*What the task asks*: Every line below that carries the word "photo" needs to be copied.

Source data
....
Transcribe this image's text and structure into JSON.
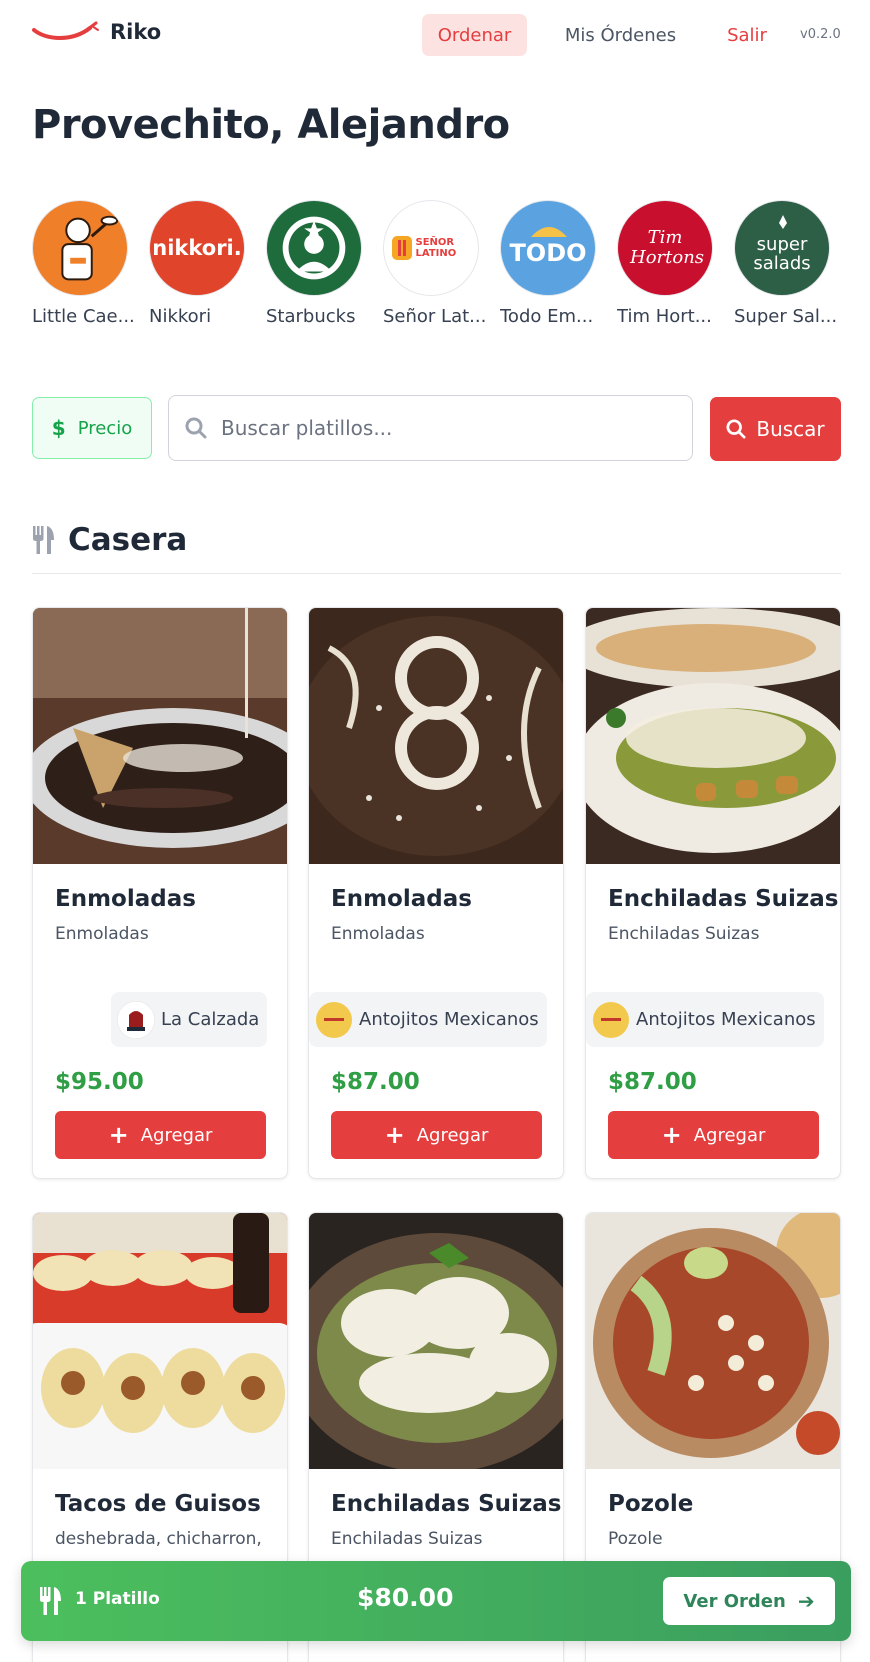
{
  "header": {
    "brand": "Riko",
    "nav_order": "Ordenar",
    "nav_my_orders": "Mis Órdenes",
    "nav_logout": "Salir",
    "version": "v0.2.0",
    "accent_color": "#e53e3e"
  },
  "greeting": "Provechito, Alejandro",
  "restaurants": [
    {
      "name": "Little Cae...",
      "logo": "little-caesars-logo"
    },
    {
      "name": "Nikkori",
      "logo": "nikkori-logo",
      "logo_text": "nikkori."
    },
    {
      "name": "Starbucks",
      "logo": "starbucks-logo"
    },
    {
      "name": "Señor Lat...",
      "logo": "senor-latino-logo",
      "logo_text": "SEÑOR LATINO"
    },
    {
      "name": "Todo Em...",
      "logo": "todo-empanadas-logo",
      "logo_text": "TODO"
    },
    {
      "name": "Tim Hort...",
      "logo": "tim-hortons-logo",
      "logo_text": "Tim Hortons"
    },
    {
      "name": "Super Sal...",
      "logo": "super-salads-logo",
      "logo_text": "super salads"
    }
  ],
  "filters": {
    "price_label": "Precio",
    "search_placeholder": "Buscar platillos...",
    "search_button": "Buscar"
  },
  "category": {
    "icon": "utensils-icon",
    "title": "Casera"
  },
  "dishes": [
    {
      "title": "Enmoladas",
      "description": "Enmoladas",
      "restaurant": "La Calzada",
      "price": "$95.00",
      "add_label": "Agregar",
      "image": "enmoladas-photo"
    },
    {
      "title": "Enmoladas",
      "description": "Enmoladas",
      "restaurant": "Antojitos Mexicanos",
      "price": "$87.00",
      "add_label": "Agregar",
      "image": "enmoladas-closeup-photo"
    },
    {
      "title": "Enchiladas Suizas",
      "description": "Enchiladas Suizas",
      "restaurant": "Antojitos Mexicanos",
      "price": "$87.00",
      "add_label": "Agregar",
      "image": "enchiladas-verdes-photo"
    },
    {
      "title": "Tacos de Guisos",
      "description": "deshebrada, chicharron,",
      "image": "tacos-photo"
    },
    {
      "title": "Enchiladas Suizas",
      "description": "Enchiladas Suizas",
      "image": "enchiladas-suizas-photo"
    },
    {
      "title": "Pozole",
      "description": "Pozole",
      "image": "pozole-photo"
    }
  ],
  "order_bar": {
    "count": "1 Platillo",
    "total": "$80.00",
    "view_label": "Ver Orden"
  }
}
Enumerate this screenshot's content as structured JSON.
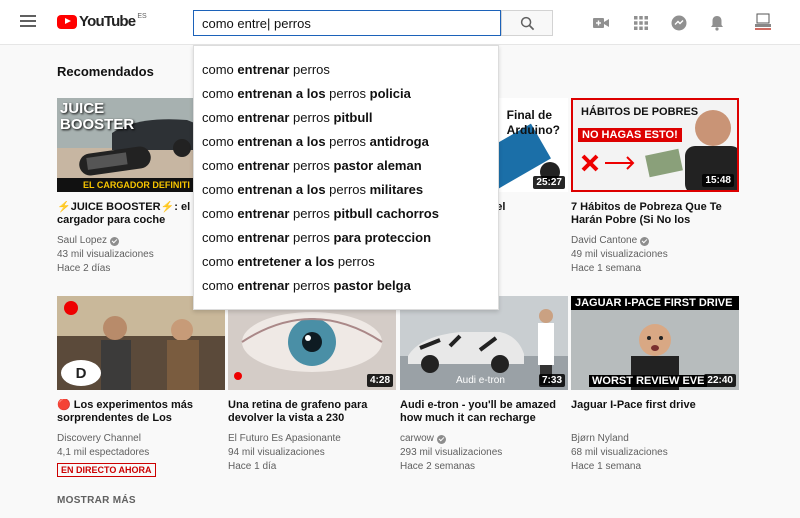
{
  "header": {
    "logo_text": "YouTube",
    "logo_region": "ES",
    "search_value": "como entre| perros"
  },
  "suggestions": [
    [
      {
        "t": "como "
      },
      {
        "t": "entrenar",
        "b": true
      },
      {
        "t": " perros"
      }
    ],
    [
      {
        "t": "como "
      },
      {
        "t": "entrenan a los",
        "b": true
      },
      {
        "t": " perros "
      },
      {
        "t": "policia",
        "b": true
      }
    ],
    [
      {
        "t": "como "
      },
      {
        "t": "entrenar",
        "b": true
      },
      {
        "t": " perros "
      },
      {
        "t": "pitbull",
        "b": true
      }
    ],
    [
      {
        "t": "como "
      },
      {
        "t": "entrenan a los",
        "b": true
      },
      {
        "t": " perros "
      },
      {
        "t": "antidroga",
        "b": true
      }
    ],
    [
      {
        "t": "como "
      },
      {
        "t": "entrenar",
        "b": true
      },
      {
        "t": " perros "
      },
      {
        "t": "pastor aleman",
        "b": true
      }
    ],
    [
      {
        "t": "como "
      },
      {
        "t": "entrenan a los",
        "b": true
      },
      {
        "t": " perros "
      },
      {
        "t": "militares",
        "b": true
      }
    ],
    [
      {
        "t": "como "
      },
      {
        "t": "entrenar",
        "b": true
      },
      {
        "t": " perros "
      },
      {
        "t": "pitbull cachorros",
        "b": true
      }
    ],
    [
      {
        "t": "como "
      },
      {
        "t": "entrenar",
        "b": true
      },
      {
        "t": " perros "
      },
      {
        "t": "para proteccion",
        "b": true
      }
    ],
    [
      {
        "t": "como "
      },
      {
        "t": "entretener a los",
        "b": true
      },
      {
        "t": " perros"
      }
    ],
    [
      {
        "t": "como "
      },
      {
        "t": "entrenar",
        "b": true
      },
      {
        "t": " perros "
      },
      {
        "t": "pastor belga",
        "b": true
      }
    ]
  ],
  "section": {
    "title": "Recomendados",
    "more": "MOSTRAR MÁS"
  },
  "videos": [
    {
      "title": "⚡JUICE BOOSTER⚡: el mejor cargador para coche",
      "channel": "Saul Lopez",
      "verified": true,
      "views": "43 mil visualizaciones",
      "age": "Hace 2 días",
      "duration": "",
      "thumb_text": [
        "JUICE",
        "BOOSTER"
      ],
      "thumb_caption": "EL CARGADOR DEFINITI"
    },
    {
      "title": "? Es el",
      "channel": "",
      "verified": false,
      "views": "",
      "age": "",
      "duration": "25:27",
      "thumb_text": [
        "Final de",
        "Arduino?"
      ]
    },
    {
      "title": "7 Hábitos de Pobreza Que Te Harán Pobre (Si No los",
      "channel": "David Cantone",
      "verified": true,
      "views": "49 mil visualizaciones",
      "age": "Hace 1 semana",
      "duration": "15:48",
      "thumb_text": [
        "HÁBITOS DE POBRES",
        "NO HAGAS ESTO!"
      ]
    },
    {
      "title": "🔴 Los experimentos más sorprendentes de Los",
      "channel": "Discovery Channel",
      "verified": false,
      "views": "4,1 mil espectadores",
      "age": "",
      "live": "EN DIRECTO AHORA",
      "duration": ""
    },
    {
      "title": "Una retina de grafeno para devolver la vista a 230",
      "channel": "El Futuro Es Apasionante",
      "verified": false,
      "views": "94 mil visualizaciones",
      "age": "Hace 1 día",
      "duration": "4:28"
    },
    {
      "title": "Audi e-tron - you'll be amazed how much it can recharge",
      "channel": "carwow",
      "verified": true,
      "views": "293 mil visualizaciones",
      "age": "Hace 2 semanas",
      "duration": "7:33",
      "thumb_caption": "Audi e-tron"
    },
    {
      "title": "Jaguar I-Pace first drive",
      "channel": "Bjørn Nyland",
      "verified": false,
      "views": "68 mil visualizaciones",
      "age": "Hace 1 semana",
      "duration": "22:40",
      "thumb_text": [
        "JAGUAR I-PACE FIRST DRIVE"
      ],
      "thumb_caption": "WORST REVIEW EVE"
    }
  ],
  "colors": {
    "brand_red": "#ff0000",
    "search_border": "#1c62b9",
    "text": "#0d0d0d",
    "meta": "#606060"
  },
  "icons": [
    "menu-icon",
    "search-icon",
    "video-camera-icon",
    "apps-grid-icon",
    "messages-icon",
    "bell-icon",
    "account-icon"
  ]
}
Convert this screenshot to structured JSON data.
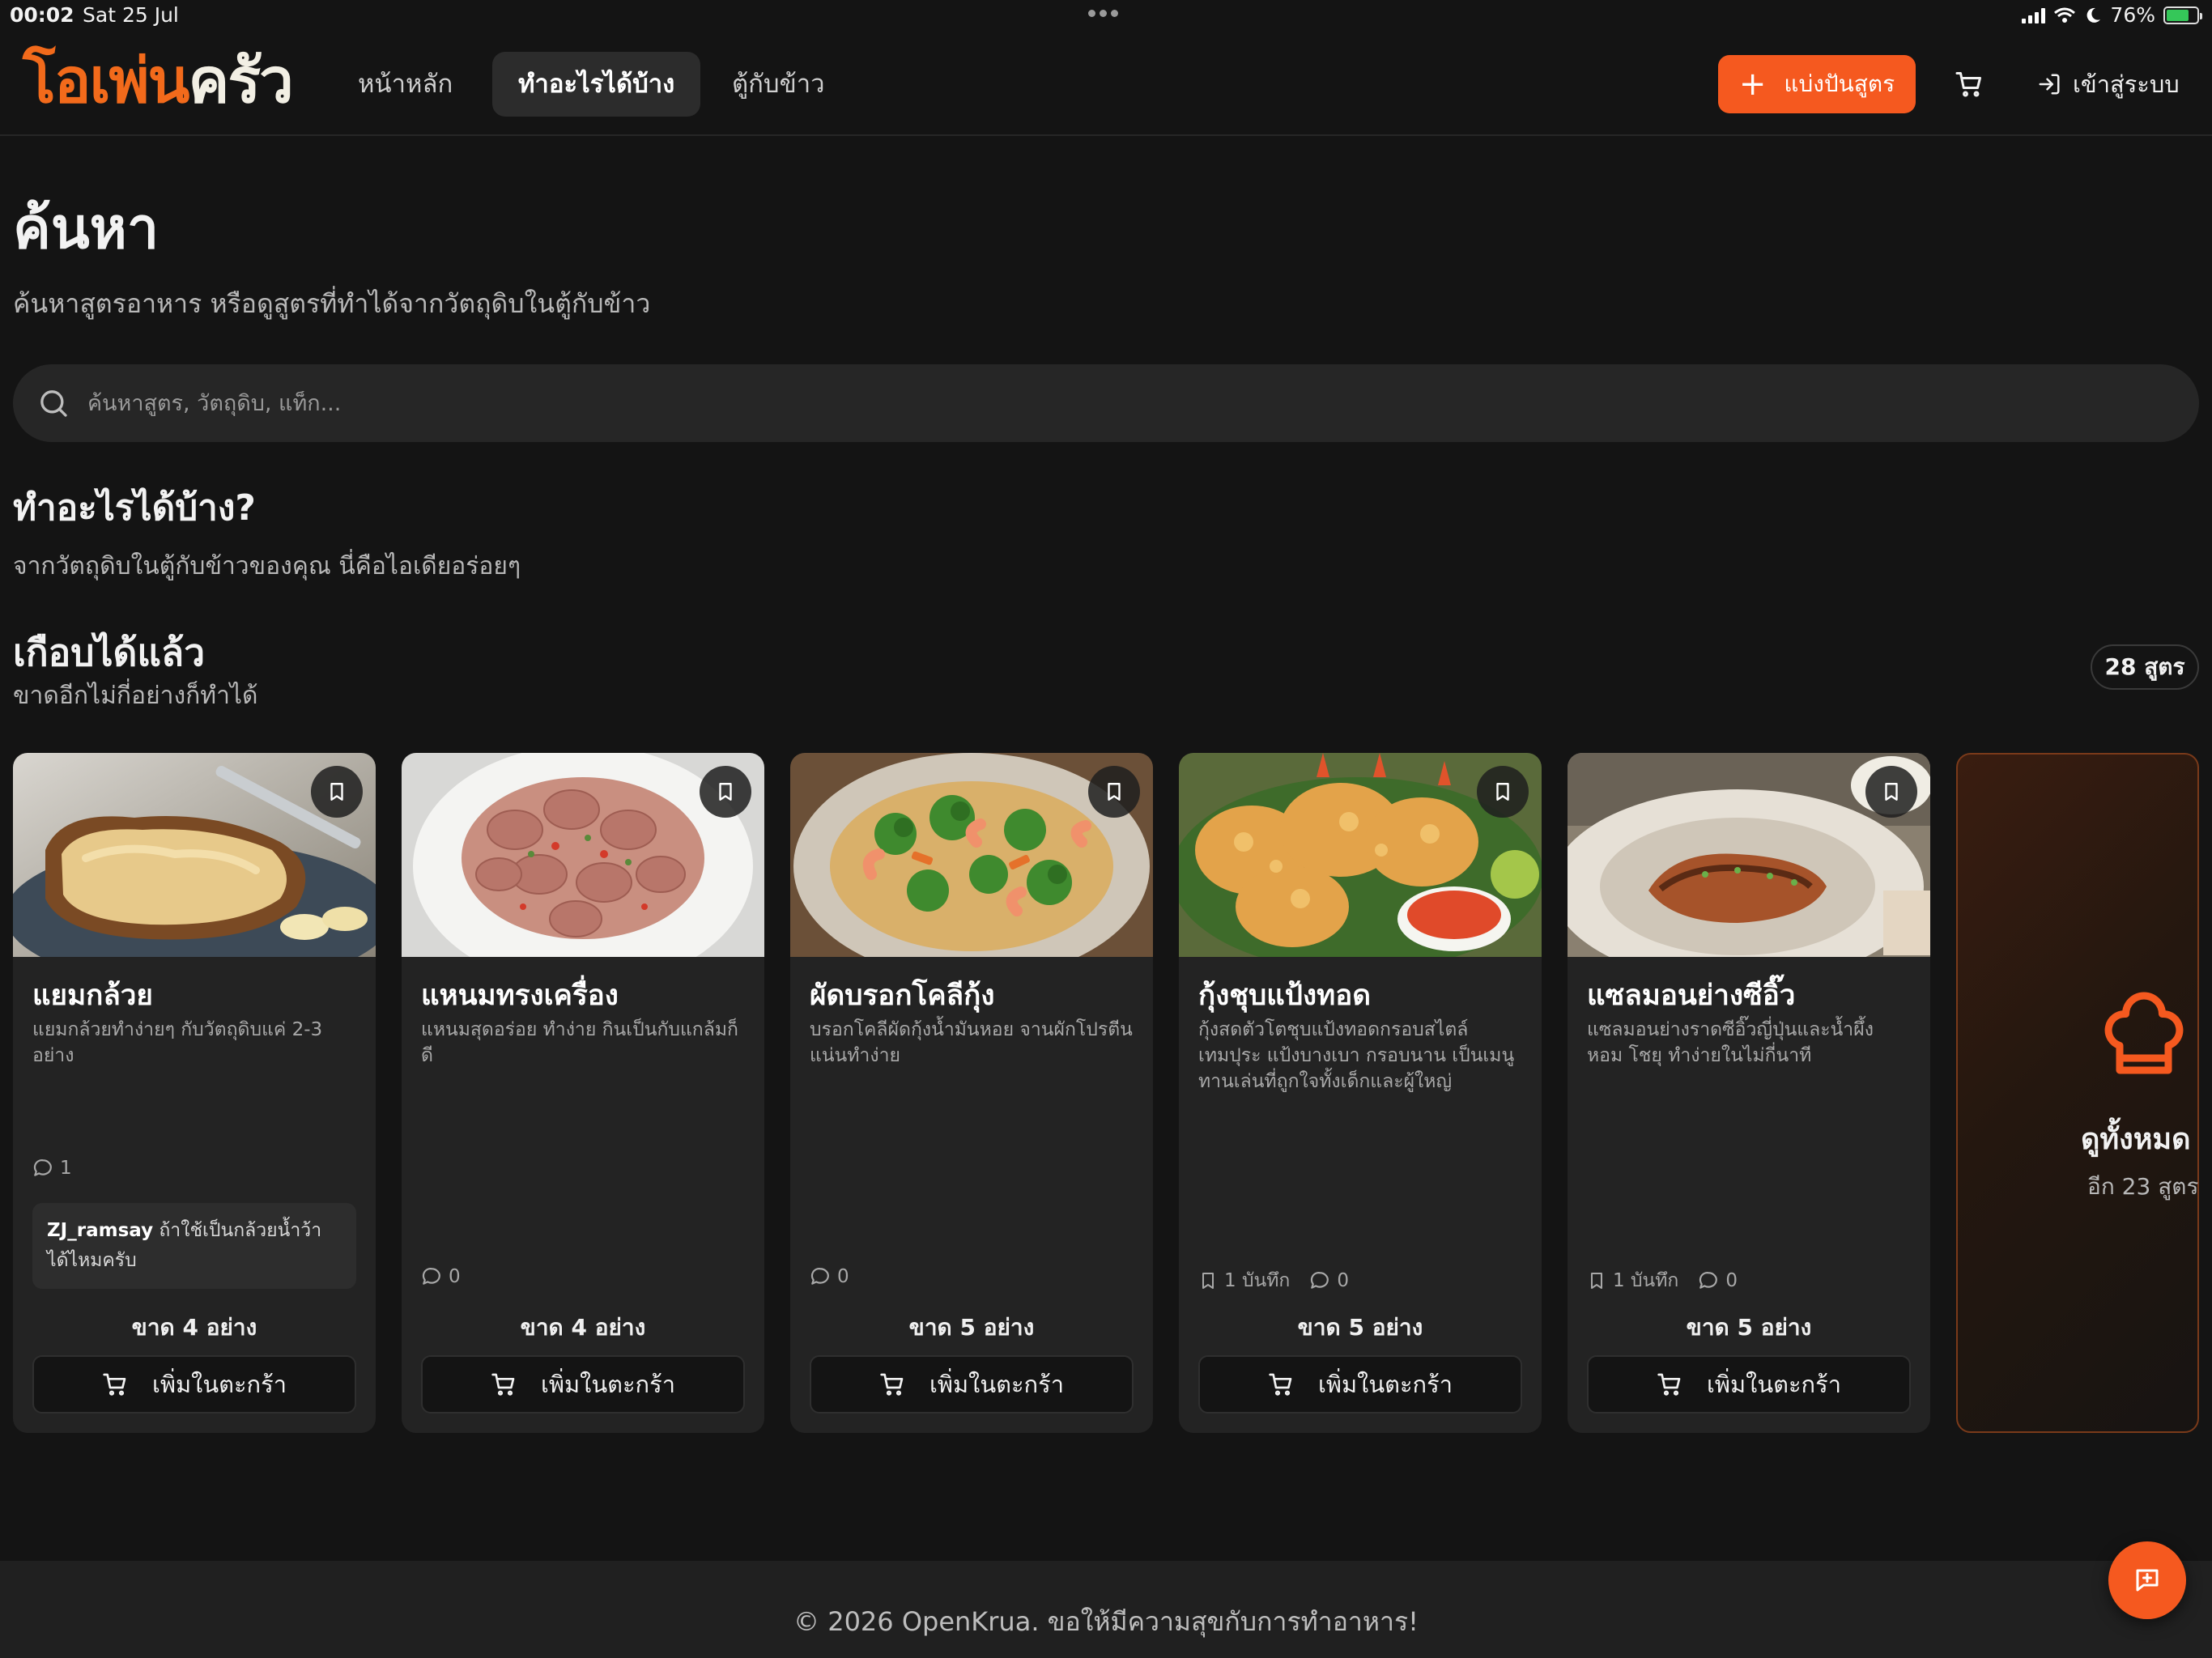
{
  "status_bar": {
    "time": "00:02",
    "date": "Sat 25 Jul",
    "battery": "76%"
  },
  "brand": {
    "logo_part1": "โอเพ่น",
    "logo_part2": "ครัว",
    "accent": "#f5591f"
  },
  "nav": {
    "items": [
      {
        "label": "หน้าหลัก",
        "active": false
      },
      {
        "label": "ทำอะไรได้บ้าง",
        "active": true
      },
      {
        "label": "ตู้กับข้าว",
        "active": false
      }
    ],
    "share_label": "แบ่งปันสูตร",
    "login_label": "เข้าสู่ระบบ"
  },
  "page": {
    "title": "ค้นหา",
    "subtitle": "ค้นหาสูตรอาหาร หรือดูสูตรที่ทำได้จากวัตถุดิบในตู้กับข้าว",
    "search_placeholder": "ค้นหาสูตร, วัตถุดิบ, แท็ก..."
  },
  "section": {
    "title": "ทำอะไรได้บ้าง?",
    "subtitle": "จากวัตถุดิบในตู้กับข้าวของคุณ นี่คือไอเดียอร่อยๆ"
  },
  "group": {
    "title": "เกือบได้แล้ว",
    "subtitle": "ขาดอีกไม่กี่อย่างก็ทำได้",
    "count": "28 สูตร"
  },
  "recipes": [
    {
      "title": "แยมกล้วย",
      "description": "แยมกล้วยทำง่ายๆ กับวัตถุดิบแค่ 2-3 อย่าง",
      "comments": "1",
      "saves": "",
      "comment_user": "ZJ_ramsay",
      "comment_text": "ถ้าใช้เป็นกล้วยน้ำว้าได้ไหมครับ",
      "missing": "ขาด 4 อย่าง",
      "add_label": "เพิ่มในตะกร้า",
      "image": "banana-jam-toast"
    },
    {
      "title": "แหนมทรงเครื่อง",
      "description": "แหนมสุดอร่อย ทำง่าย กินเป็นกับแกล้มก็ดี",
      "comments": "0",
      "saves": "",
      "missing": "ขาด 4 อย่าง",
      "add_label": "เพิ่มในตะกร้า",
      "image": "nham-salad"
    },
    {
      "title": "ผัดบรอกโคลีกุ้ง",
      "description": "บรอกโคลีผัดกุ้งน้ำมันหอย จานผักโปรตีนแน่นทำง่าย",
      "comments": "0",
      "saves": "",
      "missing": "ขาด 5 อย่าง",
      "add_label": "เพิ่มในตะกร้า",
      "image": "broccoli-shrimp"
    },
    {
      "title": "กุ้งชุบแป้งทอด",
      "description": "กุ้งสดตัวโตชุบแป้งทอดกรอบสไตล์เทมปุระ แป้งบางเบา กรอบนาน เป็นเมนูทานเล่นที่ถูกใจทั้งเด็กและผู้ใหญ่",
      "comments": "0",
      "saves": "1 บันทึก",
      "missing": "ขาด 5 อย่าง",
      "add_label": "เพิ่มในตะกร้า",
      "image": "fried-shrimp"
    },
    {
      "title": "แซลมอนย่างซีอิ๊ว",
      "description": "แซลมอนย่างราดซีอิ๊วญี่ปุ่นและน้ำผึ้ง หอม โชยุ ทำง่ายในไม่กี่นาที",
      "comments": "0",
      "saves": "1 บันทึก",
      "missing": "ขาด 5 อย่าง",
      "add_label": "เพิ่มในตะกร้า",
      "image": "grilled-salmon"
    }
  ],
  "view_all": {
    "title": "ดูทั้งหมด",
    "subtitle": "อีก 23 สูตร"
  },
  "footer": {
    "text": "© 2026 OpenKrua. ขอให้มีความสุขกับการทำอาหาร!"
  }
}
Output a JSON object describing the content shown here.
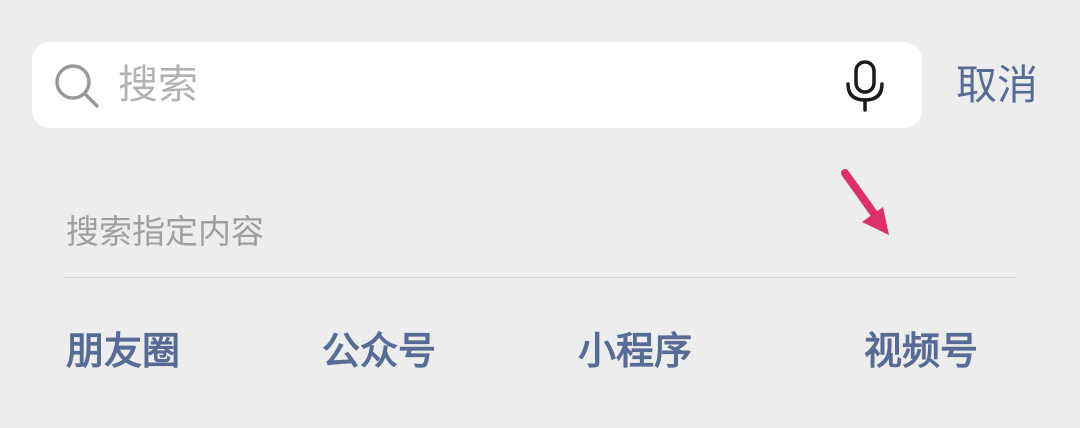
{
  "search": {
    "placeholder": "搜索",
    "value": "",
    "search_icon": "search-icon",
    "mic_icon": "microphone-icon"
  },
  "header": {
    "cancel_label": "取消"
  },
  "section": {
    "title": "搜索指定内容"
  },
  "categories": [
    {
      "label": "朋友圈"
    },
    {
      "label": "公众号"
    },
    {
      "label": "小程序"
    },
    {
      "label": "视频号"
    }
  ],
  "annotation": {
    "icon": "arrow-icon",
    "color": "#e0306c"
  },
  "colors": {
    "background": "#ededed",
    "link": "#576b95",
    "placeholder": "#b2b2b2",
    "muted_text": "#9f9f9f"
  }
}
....
*Response for this exercise*:
      "image": "enmoladas-photo"
      "image": "enmoladas-closeup-photo"
      "image": "enchiladas-verdes-photo"
      "image": "tacos-photo"
      "image": "enchiladas-suizas-photo"
      "image": "pozole-photo"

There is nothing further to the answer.